(Records from a collection)
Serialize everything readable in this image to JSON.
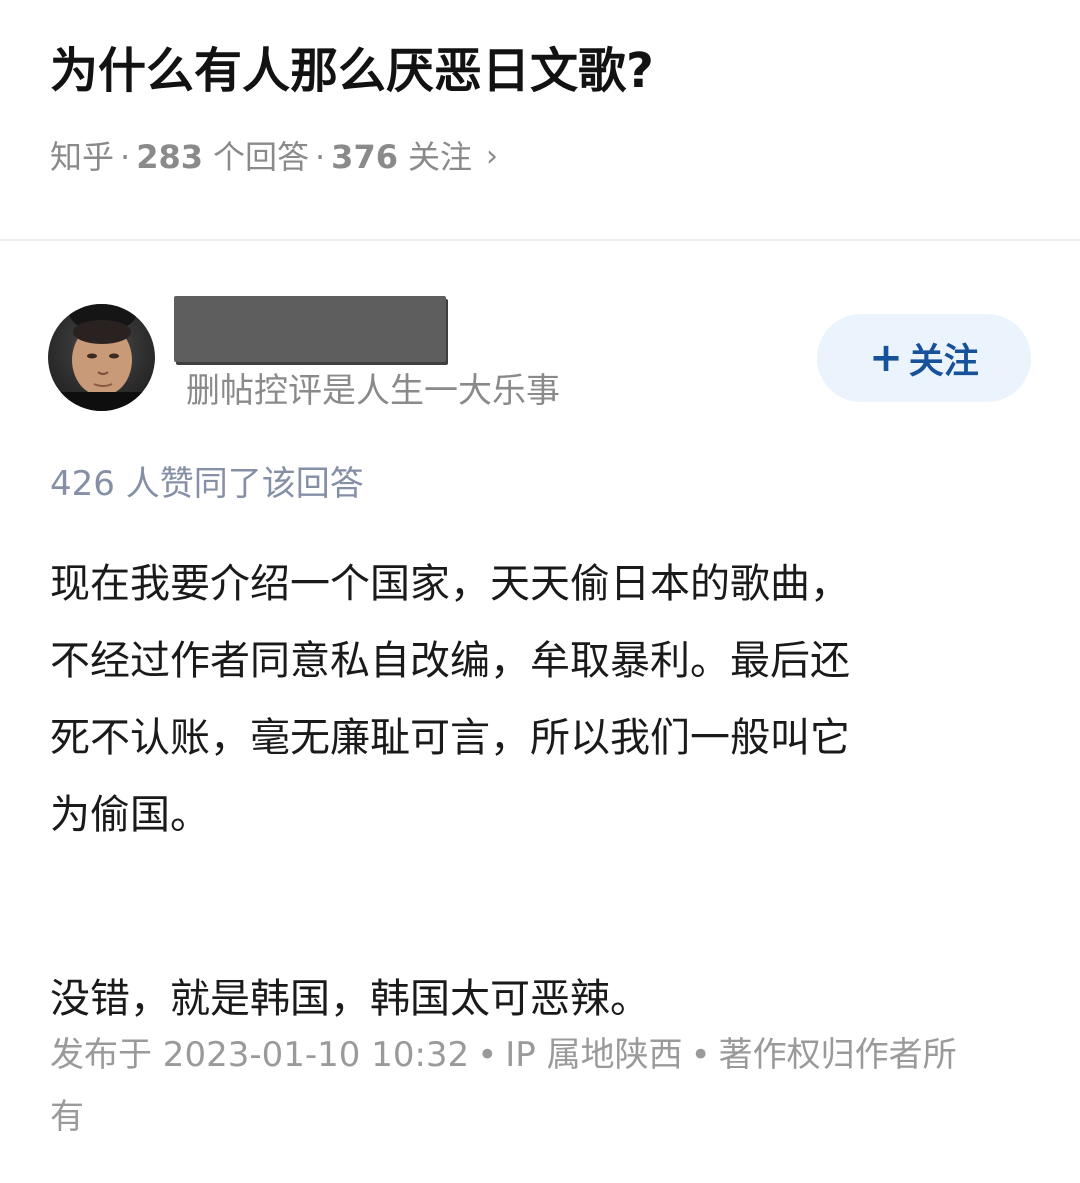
{
  "question": {
    "title": "为什么有人那么厌恶日文歌?",
    "source": "知乎",
    "answer_count": "283",
    "answer_label": "个回答",
    "follower_count": "376",
    "follower_label": "关注",
    "separator": "·",
    "chevron": "›"
  },
  "author": {
    "avatar_icon": "user-avatar-photo",
    "bio": "删帖控评是人生一大乐事",
    "follow_plus": "+",
    "follow_label": "关注"
  },
  "answer": {
    "votes_text": "426 人赞同了该回答",
    "paragraph1_lines": [
      "现在我要介绍一个国家，天天偷日本的歌曲，",
      "不经过作者同意私自改编，牟取暴利。最后还",
      "死不认账，毫无廉耻可言，所以我们一般叫它",
      "为偷国。"
    ],
    "paragraph2": "没错，就是韩国，韩国太可恶辣。"
  },
  "meta": {
    "published": "发布于 2023-01-10 10:32",
    "ip": "IP 属地陕西",
    "copyright_line1": "著作权归作者所",
    "copyright_line2": "有",
    "dot": "•"
  },
  "colors": {
    "meta_gray": "#8a8a8a",
    "vote_gray": "#8590a6",
    "follow_bg": "#ebf3fc",
    "follow_text": "#175199"
  }
}
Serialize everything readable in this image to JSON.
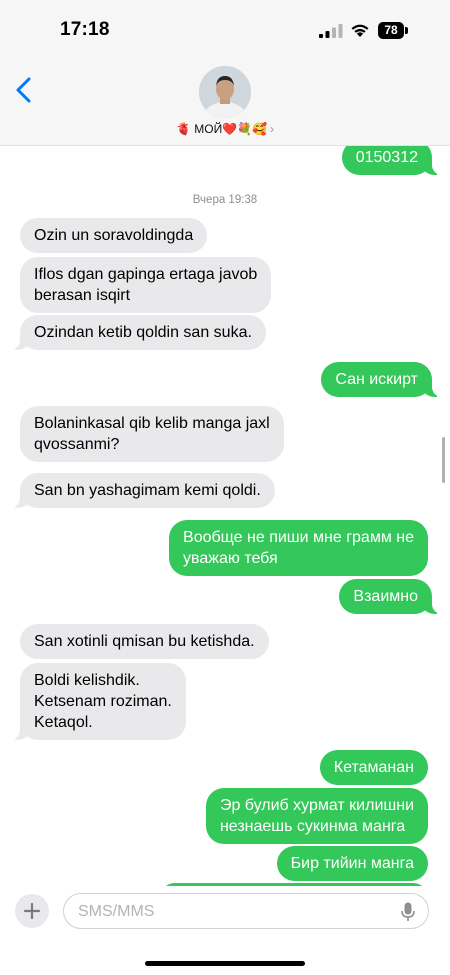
{
  "status_bar": {
    "time": "17:18",
    "battery_level": "78"
  },
  "header": {
    "contact_name": "🫀 МОЙ❤️💐🥰",
    "chevron": "›"
  },
  "timestamps": [
    "Вчера 19:38"
  ],
  "messages": [
    {
      "direction": "outgoing",
      "text": "0150312"
    },
    {
      "direction": "incoming",
      "text": "Ozin un soravoldingda"
    },
    {
      "direction": "incoming",
      "text": "Iflos dgan gapinga ertaga javob\nberasan isqirt"
    },
    {
      "direction": "incoming",
      "text": "Ozindan ketib qoldin san suka."
    },
    {
      "direction": "outgoing",
      "text": "Сан искирт"
    },
    {
      "direction": "incoming",
      "text": "Bolaninkasal qib kelib manga jaxl\nqvossanmi?"
    },
    {
      "direction": "incoming",
      "text": "San bn yashagimam kemi qoldi."
    },
    {
      "direction": "outgoing",
      "text": "Вообще не пиши мне грамм не\nуважаю тебя"
    },
    {
      "direction": "outgoing",
      "text": "Взаимно"
    },
    {
      "direction": "incoming",
      "text": "San xotinli qmisan bu ketishda."
    },
    {
      "direction": "incoming",
      "text": "Boldi kelishdik.\nKetsenam roziman.\nKetaqol."
    },
    {
      "direction": "outgoing",
      "text": "Кетаманан"
    },
    {
      "direction": "outgoing",
      "text": "Эр булиб хурмат килишни\nнезнаешь сукинма манга"
    },
    {
      "direction": "outgoing",
      "text": "Бир тийин манга"
    }
  ],
  "composer": {
    "placeholder": "SMS/MMS"
  },
  "colors": {
    "outgoing_bubble": "#34c759",
    "incoming_bubble": "#e9e9eb",
    "accent": "#007aff"
  }
}
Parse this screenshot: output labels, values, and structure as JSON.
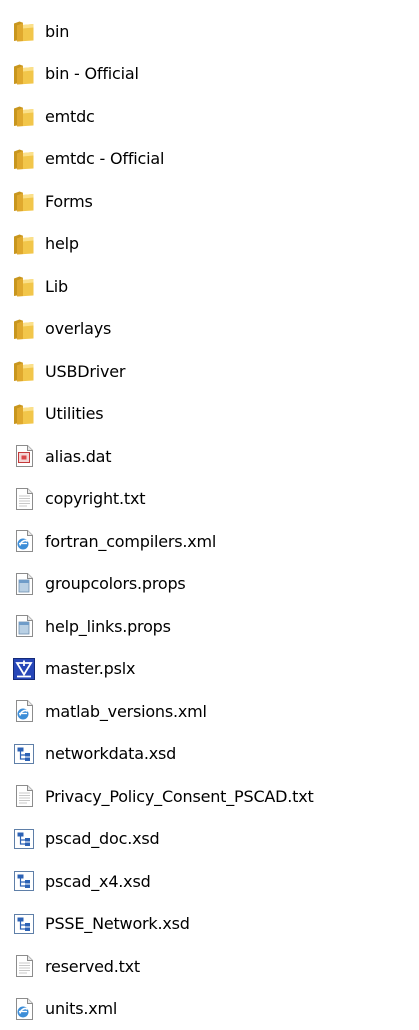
{
  "files": [
    {
      "name": "bin",
      "icon": "folder-icon"
    },
    {
      "name": "bin - Official",
      "icon": "folder-icon"
    },
    {
      "name": "emtdc",
      "icon": "folder-icon"
    },
    {
      "name": "emtdc - Official",
      "icon": "folder-icon"
    },
    {
      "name": "Forms",
      "icon": "folder-icon"
    },
    {
      "name": "help",
      "icon": "folder-icon"
    },
    {
      "name": "Lib",
      "icon": "folder-icon"
    },
    {
      "name": "overlays",
      "icon": "folder-icon"
    },
    {
      "name": "USBDriver",
      "icon": "folder-icon"
    },
    {
      "name": "Utilities",
      "icon": "folder-icon"
    },
    {
      "name": "alias.dat",
      "icon": "dat-file-icon"
    },
    {
      "name": "copyright.txt",
      "icon": "text-file-icon"
    },
    {
      "name": "fortran_compilers.xml",
      "icon": "xml-file-icon"
    },
    {
      "name": "groupcolors.props",
      "icon": "props-file-icon"
    },
    {
      "name": "help_links.props",
      "icon": "props-file-icon"
    },
    {
      "name": "master.pslx",
      "icon": "pscad-project-icon"
    },
    {
      "name": "matlab_versions.xml",
      "icon": "xml-file-icon"
    },
    {
      "name": "networkdata.xsd",
      "icon": "xsd-file-icon"
    },
    {
      "name": "Privacy_Policy_Consent_PSCAD.txt",
      "icon": "text-file-icon"
    },
    {
      "name": "pscad_doc.xsd",
      "icon": "xsd-file-icon"
    },
    {
      "name": "pscad_x4.xsd",
      "icon": "xsd-file-icon"
    },
    {
      "name": "PSSE_Network.xsd",
      "icon": "xsd-file-icon"
    },
    {
      "name": "reserved.txt",
      "icon": "text-file-icon"
    },
    {
      "name": "units.xml",
      "icon": "xml-file-icon"
    }
  ]
}
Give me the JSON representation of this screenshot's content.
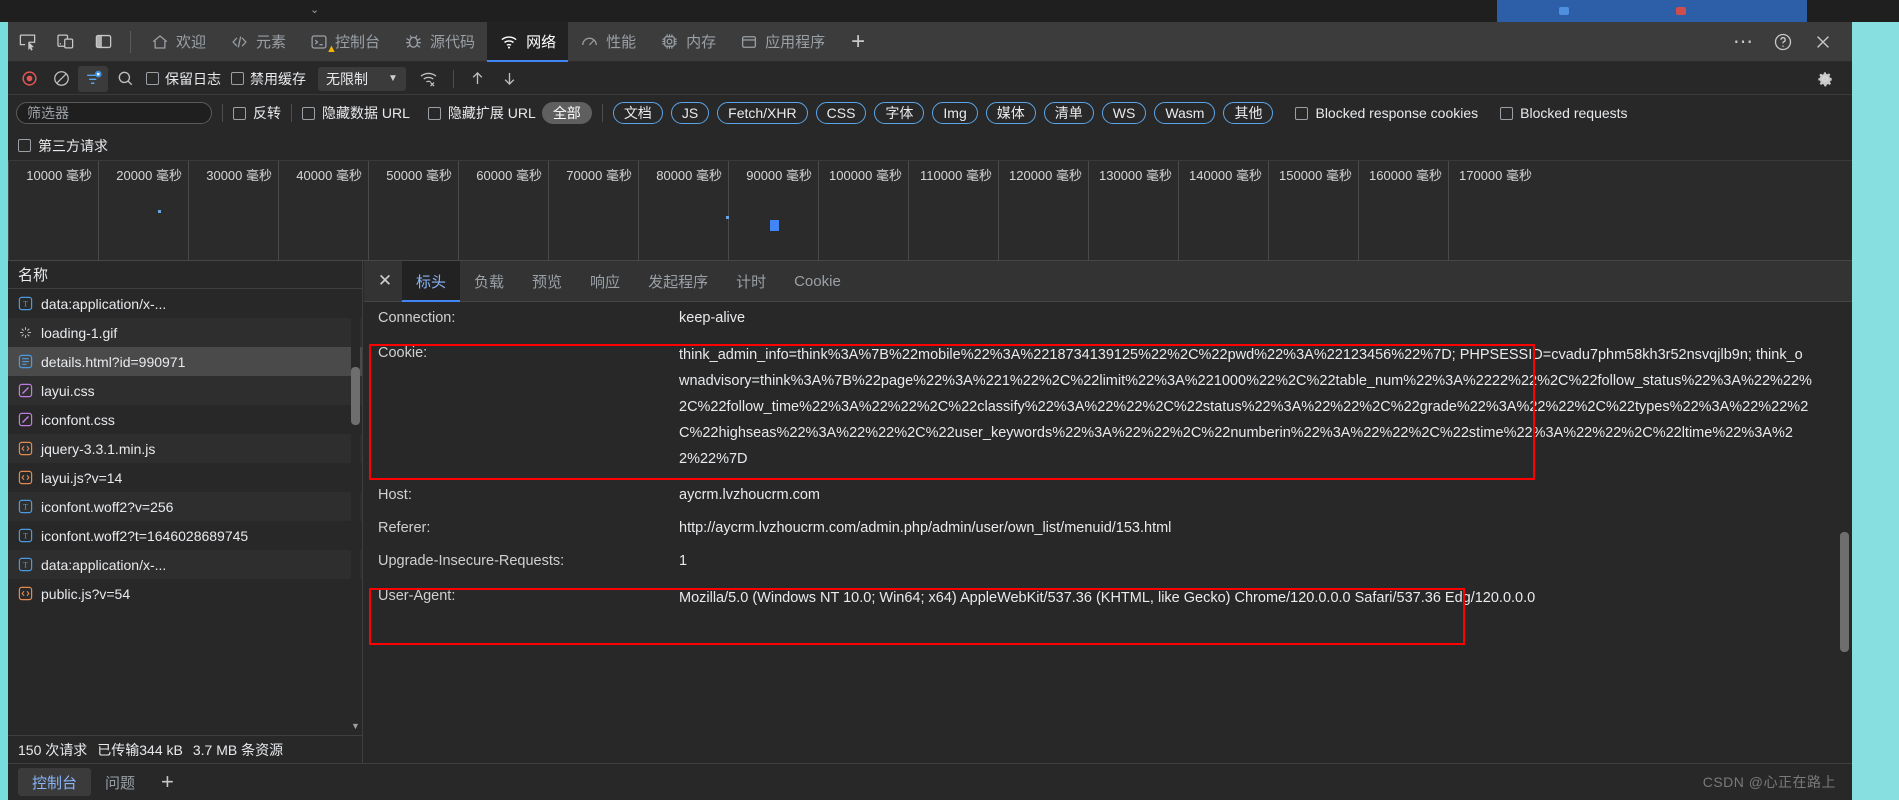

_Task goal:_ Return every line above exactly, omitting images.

_Solution to the problem:_
Serialize everything readable in this image to JSON.
{
  "question": {
    "title": "为什么有人那么厌恶日文歌?",
    "source": "知乎",
    "answer_count": "283",
    "answer_label": "个回答",
    "follower_count": "376",
    "follower_label": "关注",
    "separator": "·",
    "chevron": "›"
  },
  "author": {
    "avatar_icon": "user-avatar-photo",
    "bio": "删帖控评是人生一大乐事",
    "follow_plus": "+",
    "follow_label": "关注"
  },
  "answer": {
    "votes_text": "426 人赞同了该回答",
    "paragraph1_lines": [
      "现在我要介绍一个国家，天天偷日本的歌曲，",
      "不经过作者同意私自改编，牟取暴利。最后还",
      "死不认账，毫无廉耻可言，所以我们一般叫它",
      "为偷国。"
    ],
    "paragraph2": "没错，就是韩国，韩国太可恶辣。"
  },
  "meta": {
    "published": "发布于 2023-01-10 10:32",
    "ip": "IP 属地陕西",
    "copyright_line1": "著作权归作者所",
    "copyright_line2": "有",
    "dot": "•"
  },
  "colors": {
    "meta_gray": "#8a8a8a",
    "vote_gray": "#8590a6",
    "follow_bg": "#ebf3fc",
    "follow_text": "#175199"
  }
}
Serialize everything readable in this image to JSON.
{
  "status_bar": {
    "time": "17:18",
    "battery_level": "78"
  },
  "header": {
    "contact_name": "🫀 МОЙ❤️💐🥰",
    "chevron": "›"
  },
  "timestamps": [
    "Вчера 19:38"
  ],
  "messages": [
    {
      "direction": "outgoing",
      "text": "0150312"
    },
    {
      "direction": "incoming",
      "text": "Ozin un soravoldingda"
    },
    {
      "direction": "incoming",
      "text": "Iflos dgan gapinga ertaga javob\nberasan isqirt"
    },
    {
      "direction": "incoming",
      "text": "Ozindan ketib qoldin san suka."
    },
    {
      "direction": "outgoing",
      "text": "Сан искирт"
    },
    {
      "direction": "incoming",
      "text": "Bolaninkasal qib kelib manga jaxl\nqvossanmi?"
    },
    {
      "direction": "incoming",
      "text": "San bn yashagimam kemi qoldi."
    },
    {
      "direction": "outgoing",
      "text": "Вообще не пиши мне грамм не\nуважаю тебя"
    },
    {
      "direction": "outgoing",
      "text": "Взаимно"
    },
    {
      "direction": "incoming",
      "text": "San xotinli qmisan bu ketishda."
    },
    {
      "direction": "incoming",
      "text": "Boldi kelishdik.\nKetsenam roziman.\nKetaqol."
    },
    {
      "direction": "outgoing",
      "text": "Кетаманан"
    },
    {
      "direction": "outgoing",
      "text": "Эр булиб хурмат килишни\nнезнаешь сукинма манга"
    },
    {
      "direction": "outgoing",
      "text": "Бир тийин манга"
    }
  ],
  "composer": {
    "placeholder": "SMS/MMS"
  },
  "colors": {
    "outgoing_bubble": "#34c759",
    "incoming_bubble": "#e9e9eb",
    "accent": "#007aff"
  }
}
Parse this screenshot: output labels, values, and structure as JSON.
{
  "files": [
    {
      "name": "bin",
      "icon": "folder-icon"
    },
    {
      "name": "bin - Official",
      "icon": "folder-icon"
    },
    {
      "name": "emtdc",
      "icon": "folder-icon"
    },
    {
      "name": "emtdc - Official",
      "icon": "folder-icon"
    },
    {
      "name": "Forms",
      "icon": "folder-icon"
    },
    {
      "name": "help",
      "icon": "folder-icon"
    },
    {
      "name": "Lib",
      "icon": "folder-icon"
    },
    {
      "name": "overlays",
      "icon": "folder-icon"
    },
    {
      "name": "USBDriver",
      "icon": "folder-icon"
    },
    {
      "name": "Utilities",
      "icon": "folder-icon"
    },
    {
      "name": "alias.dat",
      "icon": "dat-file-icon"
    },
    {
      "name": "copyright.txt",
      "icon": "text-file-icon"
    },
    {
      "name": "fortran_compilers.xml",
      "icon": "xml-file-icon"
    },
    {
      "name": "groupcolors.props",
      "icon": "props-file-icon"
    },
    {
      "name": "help_links.props",
      "icon": "props-file-icon"
    },
    {
      "name": "master.pslx",
      "icon": "pscad-project-icon"
    },
    {
      "name": "matlab_versions.xml",
      "icon": "xml-file-icon"
    },
    {
      "name": "networkdata.xsd",
      "icon": "xsd-file-icon"
    },
    {
      "name": "Privacy_Policy_Consent_PSCAD.txt",
      "icon": "text-file-icon"
    },
    {
      "name": "pscad_doc.xsd",
      "icon": "xsd-file-icon"
    },
    {
      "name": "pscad_x4.xsd",
      "icon": "xsd-file-icon"
    },
    {
      "name": "PSSE_Network.xsd",
      "icon": "xsd-file-icon"
    },
    {
      "name": "reserved.txt",
      "icon": "text-file-icon"
    },
    {
      "name": "units.xml",
      "icon": "xml-file-icon"
    }
  ]
}
Give me the JSON representation of this screenshot's content.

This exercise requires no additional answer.